When you hear Meek Mill, you probably flashback to the summer of 2015, when Mill had beef with Drake, and was meme’d into history as he took an L fatter than an elephant. Dreamchasers 4 (DC4) was Mill’s first major release after the Drake beef, and was his first major opportunity to restore his name. It accomplishes this purpose. With its hard-hitting delivery and absolutely insane production, DC4 is a definite step in the right direction for Mill, and worth listening to.
DC4’s top qualities are the production, and the tracks where Mill asserts his own style. Literally every single song on this album has a fire beat, and Mill thrives on them. A stellar example of this is “Shine.” With inspirational lyrics and a grateful hook, Mill spits verses that will burn your ears off. While “Shine” has Mill sounding like he has in the past, there are a couple of standout songs where he matures his sound with pleasant results. “Lights Out” and “Blue Notes,” which occur back-to-back, are prime examples of this. Mill still yells his lyrics on the mic, but he seems to wean off it a bit on these songs. “Lights Out” is a song where Mill’s feature — Don Q — actually adds to the song. Q has a distinctly lower voice than Mill, which makes the song more complex and engaging. “Blues Notes” is interesting because there’s really no discernible hook, and it starts and ends with a Snowy White blues sample. It would’ve been nice if Mill weren’t shouting, but the reflective lyrics and distinct production make “Blue Notes” worth a listen.
Mill has had one thing consistently awesome in his albums, and that has been the “Tony Story” series. In the series, Mill tells the story of two former friends who turn on each other, and a cousin that seeks revenge. On DC4, he continues the story of Paulie, a gangbanger who previously killed Tony — a nutcase drug dealer who killed Paulie’s cousin — and Tony’s little brother. In “Tony Story 3,” Mill continues with Paulie’s story, who gets snitched on and caught by the police. In jail, Paulie finds out that Tony’s cousin is there and trying to kill him. “Tony Story 3” ends with a promise for more (“To be continued”) and with a proclamation from Mill that part four is literally going to be a movie. I’m stoked. In the “Tony Story” series, Mill shows off his unquestionable lyrical and storytelling skills, and the results are astonishing. I, for one, think it would be cool if Mill made a whole album similar to the “Tony Story” series, because the series is absolutely epic, and a glimpse at what Mill is capable of. While we see what Mill’s capable of on “Tony Story 3,” there are still things dragging Mill – and DC4 – down.

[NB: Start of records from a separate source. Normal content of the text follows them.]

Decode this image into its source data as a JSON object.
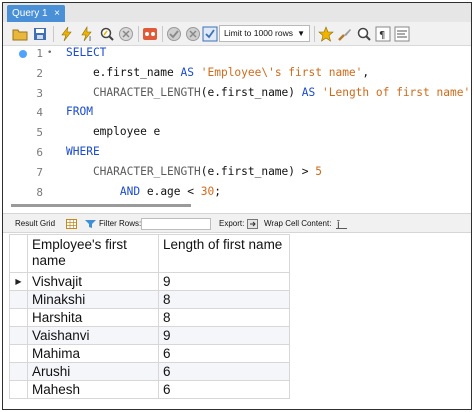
{
  "tab": {
    "title": "Query 1",
    "close": "×"
  },
  "toolbar": {
    "limit_label": "Limit to 1000 rows",
    "icons": [
      "folder-icon",
      "save-icon",
      "lightning-icon",
      "lightning-cursor-icon",
      "magnifier-icon",
      "stop-icon",
      "commit-icon",
      "rollback-icon",
      "toggle-icon",
      "autocommit-icon",
      "star-icon",
      "brush-icon",
      "search-icon",
      "paragraph-icon",
      "wrap-icon"
    ]
  },
  "editor": {
    "lines": [
      {
        "n": "1",
        "parts": [
          {
            "t": "SELECT",
            "c": "kw"
          }
        ]
      },
      {
        "n": "2",
        "parts": [
          {
            "t": "    e.first_name ",
            "c": ""
          },
          {
            "t": "AS",
            "c": "kw"
          },
          {
            "t": " ",
            "c": ""
          },
          {
            "t": "'Employee\\'s first name'",
            "c": "str"
          },
          {
            "t": ",",
            "c": ""
          }
        ]
      },
      {
        "n": "3",
        "parts": [
          {
            "t": "    CHARACTER_LENGTH",
            "c": "fn"
          },
          {
            "t": "(e.first_name) ",
            "c": ""
          },
          {
            "t": "AS",
            "c": "kw"
          },
          {
            "t": " ",
            "c": ""
          },
          {
            "t": "'Length of first name'",
            "c": "str"
          }
        ]
      },
      {
        "n": "4",
        "parts": [
          {
            "t": "FROM",
            "c": "kw"
          }
        ]
      },
      {
        "n": "5",
        "parts": [
          {
            "t": "    employee e",
            "c": ""
          }
        ]
      },
      {
        "n": "6",
        "parts": [
          {
            "t": "WHERE",
            "c": "kw"
          }
        ]
      },
      {
        "n": "7",
        "parts": [
          {
            "t": "    CHARACTER_LENGTH",
            "c": "fn"
          },
          {
            "t": "(e.first_name) > ",
            "c": ""
          },
          {
            "t": "5",
            "c": "num"
          }
        ]
      },
      {
        "n": "8",
        "parts": [
          {
            "t": "        ",
            "c": ""
          },
          {
            "t": "AND",
            "c": "kw"
          },
          {
            "t": " e.age < ",
            "c": ""
          },
          {
            "t": "30",
            "c": "num"
          },
          {
            "t": ";",
            "c": ""
          }
        ]
      }
    ]
  },
  "result_toolbar": {
    "result_grid": "Result Grid",
    "filter_rows": "Filter Rows:",
    "export": "Export:",
    "wrap_cell": "Wrap Cell Content:"
  },
  "grid": {
    "headers": [
      "Employee's first name",
      "Length of first name"
    ],
    "rows": [
      [
        "Vishvajit",
        "9"
      ],
      [
        "Minakshi",
        "8"
      ],
      [
        "Harshita",
        "8"
      ],
      [
        "Vaishanvi",
        "9"
      ],
      [
        "Mahima",
        "6"
      ],
      [
        "Arushi",
        "6"
      ],
      [
        "Mahesh",
        "6"
      ]
    ],
    "current_row_marker": "▶"
  },
  "colors": {
    "keyword": "#1a4bd0",
    "string": "#d06a1b",
    "tab_active": "#4a90d6"
  }
}
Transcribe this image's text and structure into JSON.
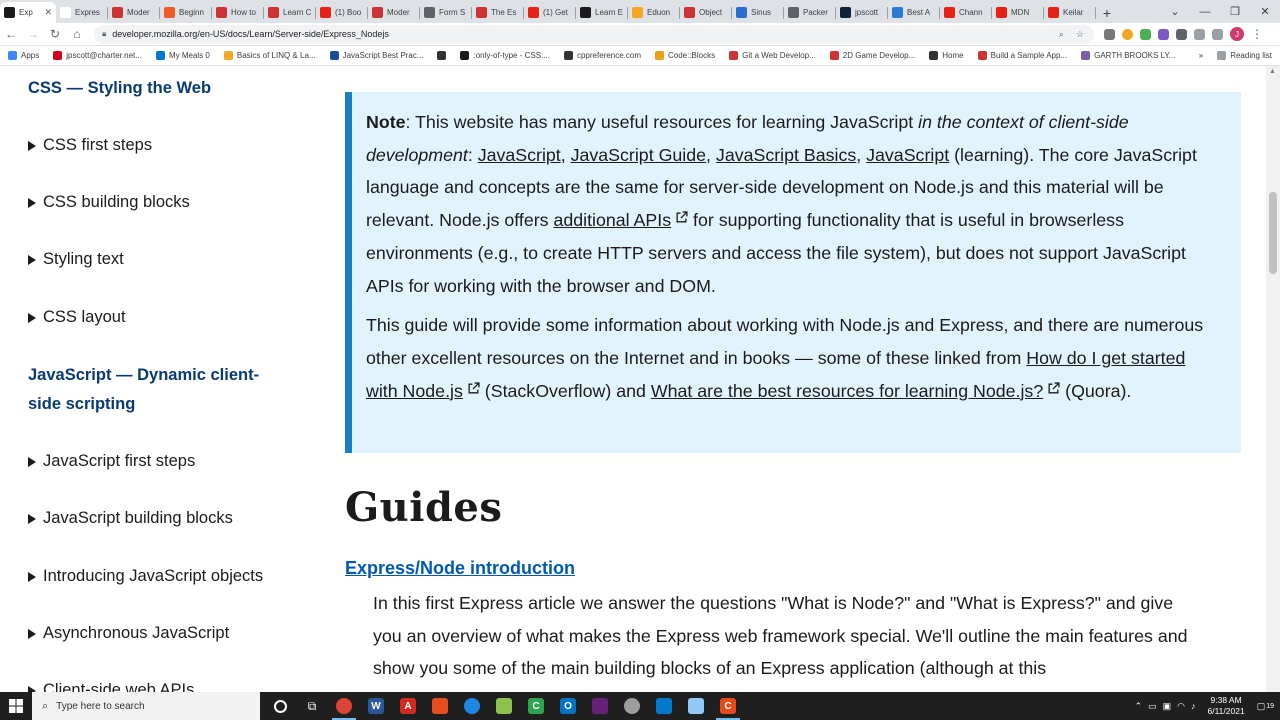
{
  "browser": {
    "tabs": [
      {
        "label": "Exp",
        "color": "#1b1b1b",
        "active": true
      },
      {
        "label": "Expres",
        "color": "#ffffff"
      },
      {
        "label": "Moder",
        "color": "#cc3333"
      },
      {
        "label": "Beginn",
        "color": "#f25a29"
      },
      {
        "label": "How to",
        "color": "#cc3333"
      },
      {
        "label": "Learn C",
        "color": "#cc3333"
      },
      {
        "label": "(1) Boo",
        "color": "#e62117"
      },
      {
        "label": "Moder",
        "color": "#cc3333"
      },
      {
        "label": "Form S",
        "color": "#5f6368"
      },
      {
        "label": "The Es",
        "color": "#cc3333"
      },
      {
        "label": "(1) Get",
        "color": "#e62117"
      },
      {
        "label": "Learn E",
        "color": "#1b1b1b"
      },
      {
        "label": "Eduon",
        "color": "#f5a623"
      },
      {
        "label": "Object",
        "color": "#cc3333"
      },
      {
        "label": "Sinus",
        "color": "#2b6cd4"
      },
      {
        "label": "Packer",
        "color": "#5f6368"
      },
      {
        "label": "jpscott",
        "color": "#0b2239"
      },
      {
        "label": "Best A",
        "color": "#2b7bd4"
      },
      {
        "label": "Chann",
        "color": "#e62117"
      },
      {
        "label": "MDN",
        "color": "#e62117"
      },
      {
        "label": "Keilar",
        "color": "#e62117"
      }
    ],
    "url": "developer.mozilla.org/en-US/docs/Learn/Server-side/Express_Nodejs",
    "bookmarks": [
      {
        "label": "Apps",
        "color": "#4285f4"
      },
      {
        "label": "jpscott@charter.net...",
        "color": "#d0021b"
      },
      {
        "label": "My Meals 0",
        "color": "#0078d4"
      },
      {
        "label": "Basics of LINQ & La...",
        "color": "#f5a623"
      },
      {
        "label": "JavaScript Best Prac...",
        "color": "#1b4f9c"
      },
      {
        "label": "",
        "color": "#333333"
      },
      {
        "label": ":only-of-type - CSS:...",
        "color": "#1b1b1b"
      },
      {
        "label": "cppreference.com",
        "color": "#333333"
      },
      {
        "label": "Code::Blocks",
        "color": "#e8a317"
      },
      {
        "label": "Git a Web Develop...",
        "color": "#cc3333"
      },
      {
        "label": "2D Game Develop...",
        "color": "#cc3333"
      },
      {
        "label": "Home",
        "color": "#333333"
      },
      {
        "label": "Build a Sample App...",
        "color": "#cc3333"
      },
      {
        "label": "GARTH BROOKS LY...",
        "color": "#7b5ea7"
      }
    ],
    "more": "»",
    "reading_list": "Reading list",
    "profile_initial": "J"
  },
  "sidebar": {
    "heading_css": "CSS — Styling the Web",
    "css_items": [
      "CSS first steps",
      "CSS building blocks",
      "Styling text",
      "CSS layout"
    ],
    "heading_js_1": "JavaScript — Dynamic client-",
    "heading_js_2": "side scripting",
    "js_items": [
      "JavaScript first steps",
      "JavaScript building blocks",
      "Introducing JavaScript objects",
      "Asynchronous JavaScript",
      "Client-side web APIs"
    ]
  },
  "note": {
    "bold": "Note",
    "t1": ": This website has many useful resources for learning JavaScript ",
    "italic": "in the context of client-side development",
    "t2": ": ",
    "link1": "JavaScript",
    "sep1": ", ",
    "link2": "JavaScript Guide",
    "sep2": ", ",
    "link3": "JavaScript Basics",
    "sep3": ", ",
    "link4": "JavaScript",
    "t3": " (learning). The core JavaScript language and concepts are the same for server-side development on Node.js and this material will be relevant. Node.js offers ",
    "link5": "additional APIs",
    "t4": " for supporting functionality that is useful in browserless environments (e.g., to create HTTP servers and access the file system), but does not support JavaScript APIs for working with the browser and DOM.",
    "p2_t1": "This guide will provide some information about working with Node.js and Express, and there are numerous other excellent resources on the Internet and in books — some of these linked from ",
    "p2_link1": "How do I get started with Node.js",
    "p2_t2": " (StackOverflow) and ",
    "p2_link2": "What are the best resources for learning Node.js?",
    "p2_t3": " (Quora)."
  },
  "guides": {
    "title": "Guides",
    "link": "Express/Node introduction",
    "desc": "In this first Express article we answer the questions \"What is Node?\" and \"What is Express?\" and give you an overview of what makes the Express web framework special. We'll outline the main features and show you some of the main building blocks of an Express application (although at this"
  },
  "taskbar": {
    "search_placeholder": "Type here to search",
    "time": "9:38 AM",
    "date": "6/11/2021",
    "notifications": "19"
  }
}
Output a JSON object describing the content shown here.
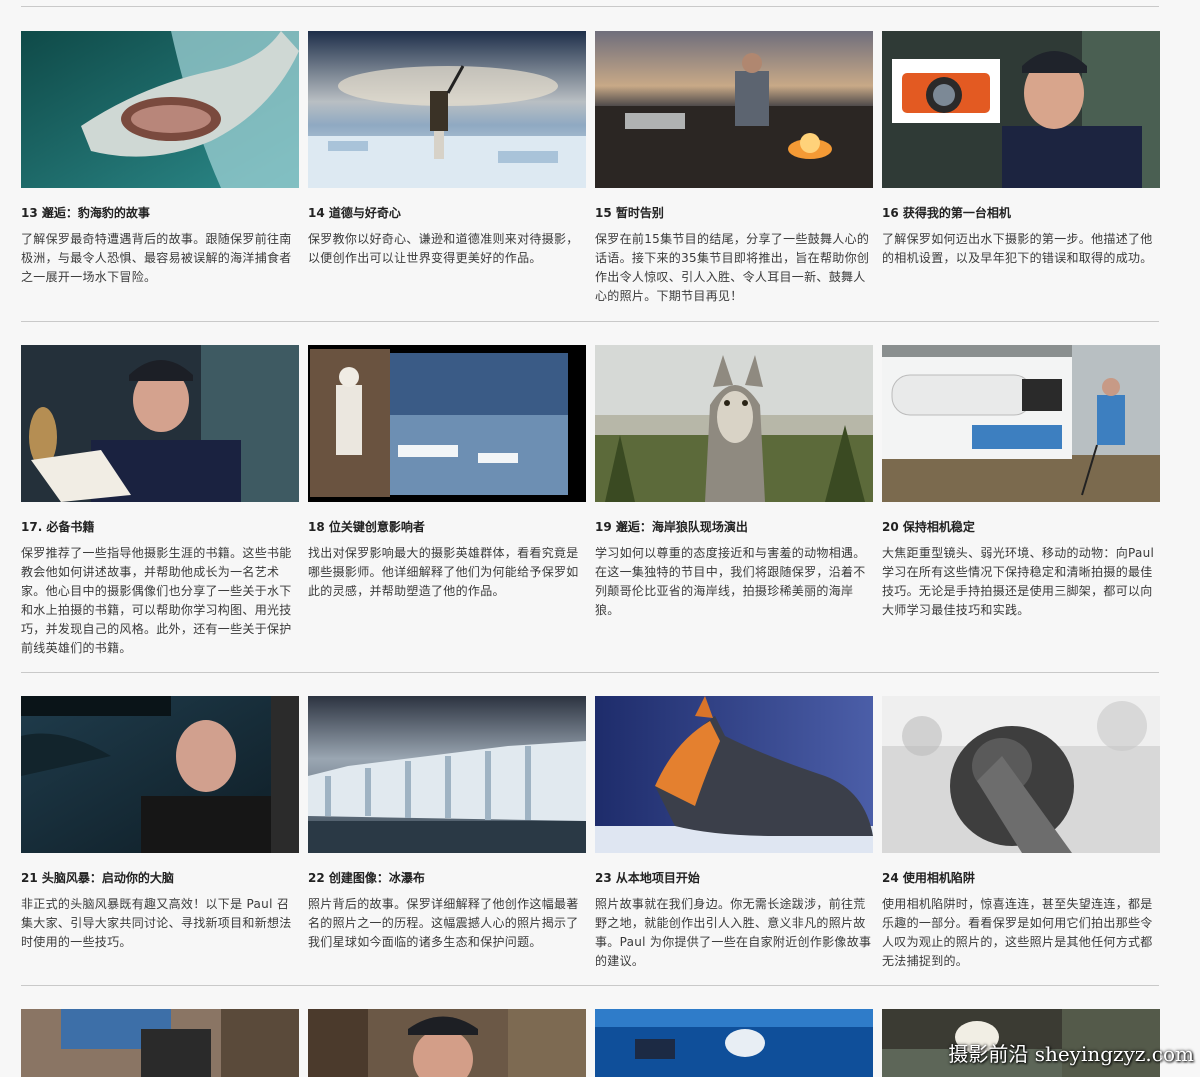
{
  "rows": [
    {
      "cards": [
        {
          "title": "13 邂逅：豹海豹的故事",
          "desc": "了解保罗最奇特遭遇背后的故事。跟随保罗前往南极洲，与最令人恐惧、最容易被误解的海洋捕食者之一展开一场水下冒险。"
        },
        {
          "title": "14 道德与好奇心",
          "desc": "保罗教你以好奇心、谦逊和道德准则来对待摄影，以便创作出可以让世界变得更美好的作品。"
        },
        {
          "title": "15 暂时告别",
          "desc": "保罗在前15集节目的结尾，分享了一些鼓舞人心的话语。接下来的35集节目即将推出，旨在帮助你创作出令人惊叹、引人入胜、令人耳目一新、鼓舞人心的照片。下期节目再见！"
        },
        {
          "title": "16 获得我的第一台相机",
          "desc": "了解保罗如何迈出水下摄影的第一步。他描述了他的相机设置，以及早年犯下的错误和取得的成功。"
        }
      ]
    },
    {
      "cards": [
        {
          "title": "17. 必备书籍",
          "desc": "保罗推荐了一些指导他摄影生涯的书籍。这些书能教会他如何讲述故事，并帮助他成长为一名艺术家。他心目中的摄影偶像们也分享了一些关于水下和水上拍摄的书籍，可以帮助你学习构图、用光技巧，并发现自己的风格。此外，还有一些关于保护前线英雄们的书籍。"
        },
        {
          "title": "18 位关键创意影响者",
          "desc": "找出对保罗影响最大的摄影英雄群体，看看究竟是哪些摄影师。他详细解释了他们为何能给予保罗如此的灵感，并帮助塑造了他的作品。"
        },
        {
          "title": "19 邂逅：海岸狼队现场演出",
          "desc": "学习如何以尊重的态度接近和与害羞的动物相遇。在这一集独特的节目中，我们将跟随保罗，沿着不列颠哥伦比亚省的海岸线，拍摄珍稀美丽的海岸狼。"
        },
        {
          "title": "20 保持相机稳定",
          "desc": "大焦距重型镜头、弱光环境、移动的动物：向Paul学习在所有这些情况下保持稳定和清晰拍摄的最佳技巧。无论是手持拍摄还是使用三脚架，都可以向大师学习最佳技巧和实践。"
        }
      ]
    },
    {
      "cards": [
        {
          "title": "21 头脑风暴：启动你的大脑",
          "desc": "非正式的头脑风暴既有趣又高效！以下是 Paul 召集大家、引导大家共同讨论、寻找新项目和新想法时使用的一些技巧。"
        },
        {
          "title": "22 创建图像：冰瀑布",
          "desc": "照片背后的故事。保罗详细解释了他创作这幅最著名的照片之一的历程。这幅震撼人心的照片揭示了我们星球如今面临的诸多生态和保护问题。"
        },
        {
          "title": "23 从本地项目开始",
          "desc": "照片故事就在我们身边。你无需长途跋涉，前往荒野之地，就能创作出引人入胜、意义非凡的照片故事。Paul 为你提供了一些在自家附近创作影像故事的建议。"
        },
        {
          "title": "24 使用相机陷阱",
          "desc": "使用相机陷阱时，惊喜连连，甚至失望连连，都是乐趣的一部分。看看保罗是如何用它们拍出那些令人叹为观止的照片的，这些照片是其他任何方式都无法捕捉到的。"
        }
      ]
    }
  ],
  "watermark": "摄影前沿 sheyingzyz.com"
}
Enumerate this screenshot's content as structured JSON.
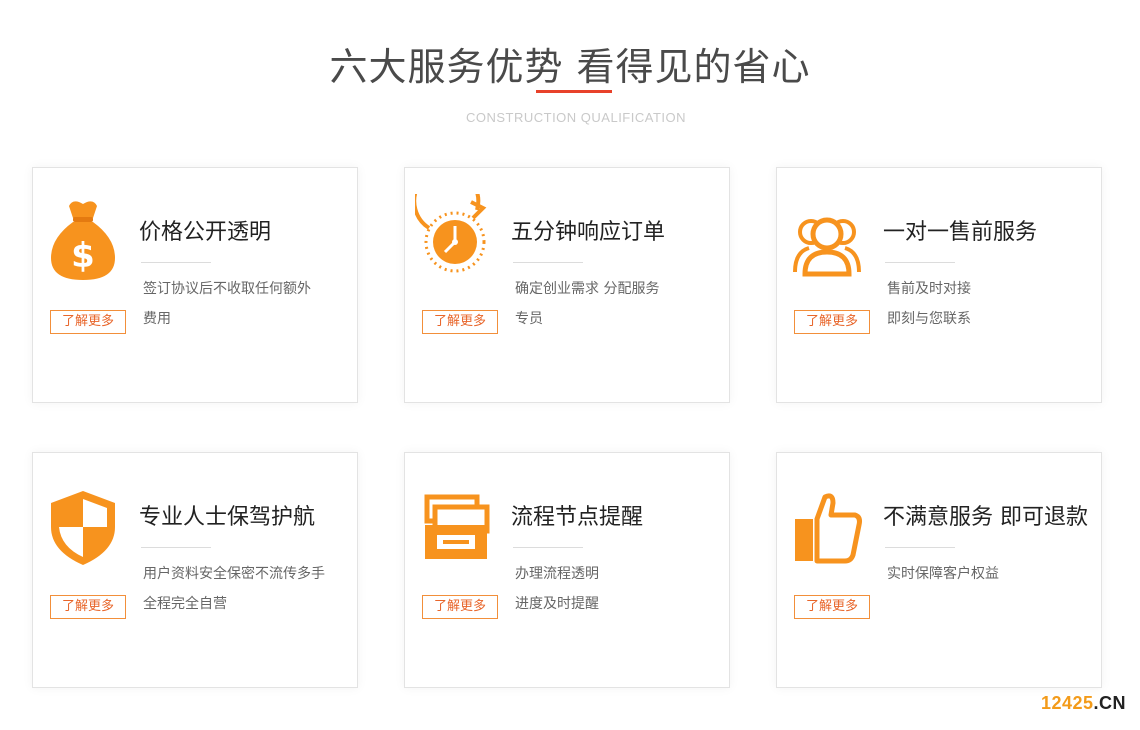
{
  "header": {
    "title": "六大服务优势 看得见的省心",
    "subtitle": "CONSTRUCTION QUALIFICATION"
  },
  "colors": {
    "accent": "#e8412a",
    "icon": "#f7931e",
    "button_border": "#f28f3a"
  },
  "cards": [
    {
      "icon": "money-bag-icon",
      "title": "价格公开透明",
      "desc_lines": [
        "签订协议后不收取任何额外",
        "费用"
      ],
      "button": "了解更多"
    },
    {
      "icon": "clock-icon",
      "title": "五分钟响应订单",
      "desc_lines": [
        "确定创业需求 分配服务",
        "专员"
      ],
      "button": "了解更多"
    },
    {
      "icon": "users-icon",
      "title": "一对一售前服务",
      "desc_lines": [
        "售前及时对接",
        "即刻与您联系"
      ],
      "button": "了解更多"
    },
    {
      "icon": "shield-icon",
      "title": "专业人士保驾护航",
      "desc_lines": [
        "用户资料安全保密不流传多手",
        "全程完全自营"
      ],
      "button": "了解更多"
    },
    {
      "icon": "folder-process-icon",
      "title": "流程节点提醒",
      "desc_lines": [
        "办理流程透明",
        "进度及时提醒"
      ],
      "button": "了解更多"
    },
    {
      "icon": "thumbs-up-icon",
      "title": "不满意服务 即可退款",
      "desc_lines": [
        "实时保障客户权益"
      ],
      "button": "了解更多"
    }
  ],
  "watermark": {
    "number": "12425",
    "suffix": ".CN"
  }
}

DC4’s major flaws are shown in the very first track, “On The Regular.” The beat is amazing, but Mill’s lyrics and flow are extremely basic. It’s not a bad song, but Mill is known for showing off his lyrical genius on intro tracks, and he didn’t do that here. “On The Regular” is astonishingly average, and hardly memorable. It’s a “car banger,” a song that’s carried by the beat, and really only good if you blast it while driving. Here lies Mill’s biggest weakness. All of his songs have remarkable production, but some lack in lyrics and uniqueness. A huge example of this is “Froze,” which — in the context of this album — might as well be a synonym for “utterly forgettable.” With Mill’s features, Lil Uzi Vert and Nicki Minaj, taking over most of the track, this chunk of mediocrity disrespects the album. Minaj spits punchlines that make absolutely zero sense: “Make n****s stare at my hands even though I am not miming.” If DC4 had Mill trying a little harder to develop his own music, rather than reverting to cliches every other song, it could’ve been a much stronger album.
In conclusion, I’d recommend giving DC4 a listen, and highly recommend it if you need something to blast while driving. In addition, I urge you to check out Mill’s songs “Tony Story,” “Tony Story Pt. 2,” and finally DC4’s “Tony Story 3.” These three tracks highlight Mill’s strengths, from the production down to the lyrics. If you want to gain the best possible impact from this album, borrow your mom’s car and blast the album at full volume. Right as you get to “Tony Story 3,” pull off to the side of the road, and listen to the first two parts of the series. Let your jaw drop, as it should. Then, continue on with “Tony Story 3.” Drive off, eyes wide, spaced out, and completely shook at the downright magic that just entered your ears.